App and web page records:
━━━━━━━━━━━━━━━━━━━━━━━━━━━━━━

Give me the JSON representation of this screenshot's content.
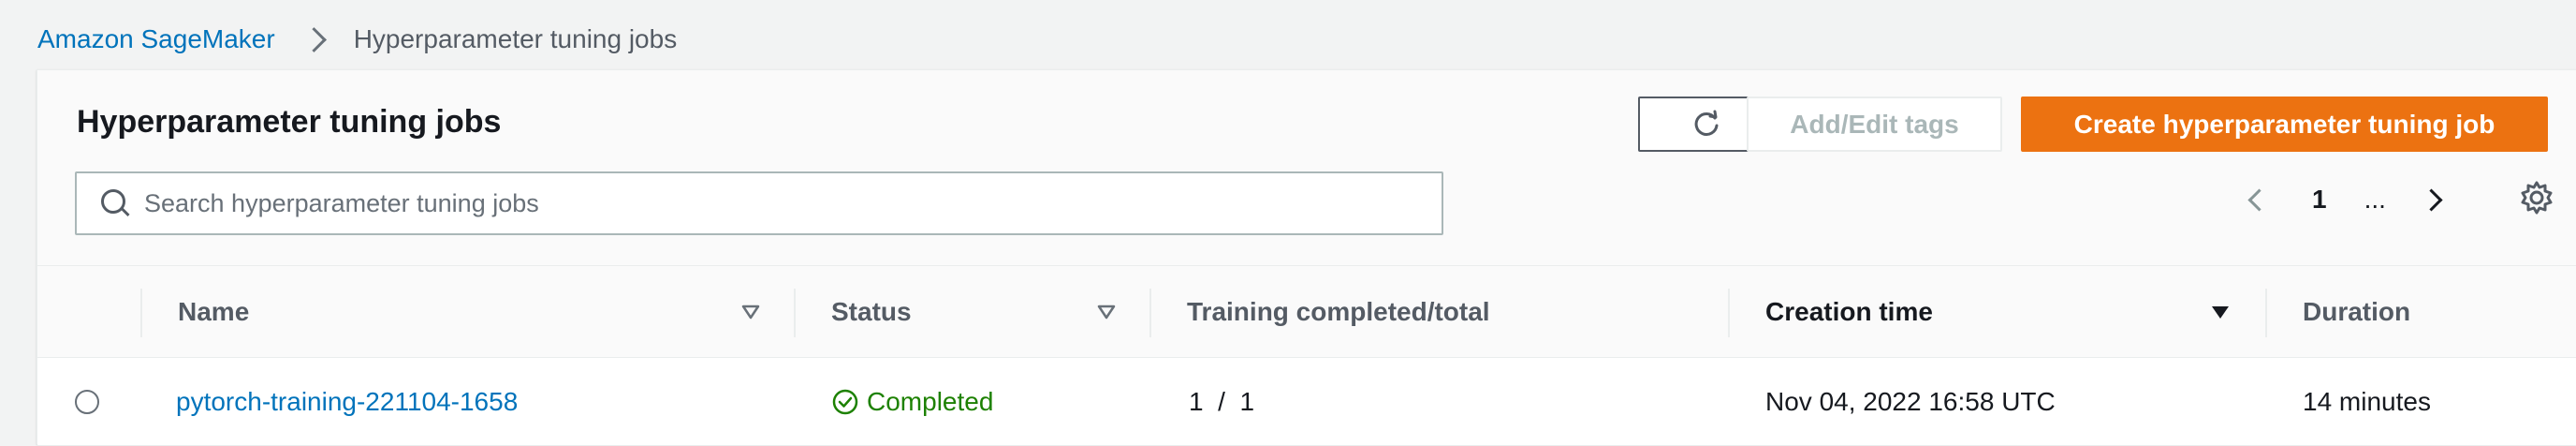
{
  "breadcrumb": {
    "root": "Amazon SageMaker",
    "current": "Hyperparameter tuning jobs"
  },
  "panel": {
    "title": "Hyperparameter tuning jobs",
    "buttons": {
      "refresh_icon": "refresh-icon",
      "tags_label": "Add/Edit tags",
      "create_label": "Create hyperparameter tuning job"
    },
    "search": {
      "placeholder": "Search hyperparameter tuning jobs",
      "value": ""
    },
    "pagination": {
      "current_page": "1",
      "ellipsis": "..."
    }
  },
  "table": {
    "columns": [
      {
        "label": "Name",
        "sort": "sortable"
      },
      {
        "label": "Status",
        "sort": "sortable"
      },
      {
        "label": "Training completed/total",
        "sort": "none"
      },
      {
        "label": "Creation time",
        "sort": "descending"
      },
      {
        "label": "Duration",
        "sort": "none"
      }
    ],
    "rows": [
      {
        "name": "pytorch-training-221104-1658",
        "status": "Completed",
        "training_completed_total": "1  /  1",
        "creation_time": "Nov 04, 2022 16:58 UTC",
        "duration": "14 minutes"
      }
    ]
  },
  "colors": {
    "accent": "#ec7211",
    "link": "#0073bb",
    "success": "#1d8102"
  }
}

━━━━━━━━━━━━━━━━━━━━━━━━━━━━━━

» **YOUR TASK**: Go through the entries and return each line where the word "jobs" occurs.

» **OUTPUT OF THE EXERCISE**:
    "current": "Hyperparameter tuning jobs"
    "title": "Hyperparameter tuning jobs",
      "placeholder": "Search hyperparameter tuning jobs",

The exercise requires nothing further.